Secondly, there is the question of human rights and democracy. Commitment to human rights protection varies greatly in the region and the idea of democracy held by many Central Asian leaders is different to our western thinking. The EU has a number of tools available for encouraging commitment to human rights and democratic development, but are they enough? Could we be more innovative?
Thirdly, we note that there is little experience on regional co-operation and trade in Central Asia. Despite several regional economic integration agreements, the trade between Central Asian states has declined. Export capacities and import needs do not meet and policy reforms have progressed unevenly. Furthermore, the defining geographic characteristic of the region is its remoteness and the transportation routes often in need of repair. This impedes the development of trade relations. Yet increased economic cooperation would be the tool for overall regional integration. A prime example of this is the European Union itself. Do we have a way of translating any of this experience to Central Asia?
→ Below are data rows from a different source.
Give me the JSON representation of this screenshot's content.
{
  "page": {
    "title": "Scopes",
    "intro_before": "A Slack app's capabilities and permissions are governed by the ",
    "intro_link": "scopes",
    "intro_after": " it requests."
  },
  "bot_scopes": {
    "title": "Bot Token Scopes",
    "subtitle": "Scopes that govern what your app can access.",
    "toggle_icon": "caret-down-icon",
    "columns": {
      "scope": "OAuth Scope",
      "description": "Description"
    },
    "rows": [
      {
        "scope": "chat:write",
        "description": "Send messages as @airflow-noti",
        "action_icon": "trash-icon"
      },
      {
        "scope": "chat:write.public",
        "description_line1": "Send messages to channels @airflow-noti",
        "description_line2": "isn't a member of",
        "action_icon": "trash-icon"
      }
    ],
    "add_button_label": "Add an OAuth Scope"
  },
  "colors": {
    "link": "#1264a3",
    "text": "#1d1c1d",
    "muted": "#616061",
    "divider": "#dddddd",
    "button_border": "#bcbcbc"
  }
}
Fourth, the energy resources within the region are unevenly distributed. In the field of energy, each state has something the others need. This further emphasises the need for increased cooperation and a well-functioning internal energy market. Equally, further cooperation is needed in the field of environment, including environment protection, environmentally sustainable development of industries and thematic issues such as water resources management.
Lastly, there is a need to assess what could be done together. There are a number of actors working in the Central Asia region. Coordinating activities with them is likely to generate better and more effective results. We could also see what there is to draw from the experience of others, share best practises and learn from the mistakes already made.
I have listed some overarching themes that have to be taken into account when thinking of our future activities regarding Central Asia. For our strategy to be successful it must address both the risks listed above as well as exploit the potential fields where co-operation could be deepened. It is our task today to consider how these themes are best tackled; through a regional viewpoint or via lenses that look at each country individually.
The fourth part of the paper is devoted to looking at the Central Asian issues from two angles: from a regional viewpoint and looking at each country individually.
In this section we pay attention to the fact that despite the efforts of EU and other international actors, the regional cooperation in Central Asia has not prospered. There are a number of obstacles on the way. The paper suggests a few measures by which these might be tackled. This will be a central and perhaps one of the most challenging tasks of the EU strategy.
Despite the need for regional approach, we have to acknowledge that the five Central Asian states are in a very different internal situation. At the last part of the paper, we have looked at the Central Asian states each individually, pointing out some of the defining features of each. This section reminds us of the fact that a comprehensive strategy cannot rely on a regional approach only but has to be complemented by measures that take into account the individual circumstances of each state.
The question is, of course, how to best balance the regional and country-based approach? It is upon us here today to come up with some of the answers to this and other questions put forward in the Finnish discussion paper.
I hope the conversation today will be lively and innovative and point us at the right direction towards defining a comprehensive EU strategy for Central Asia.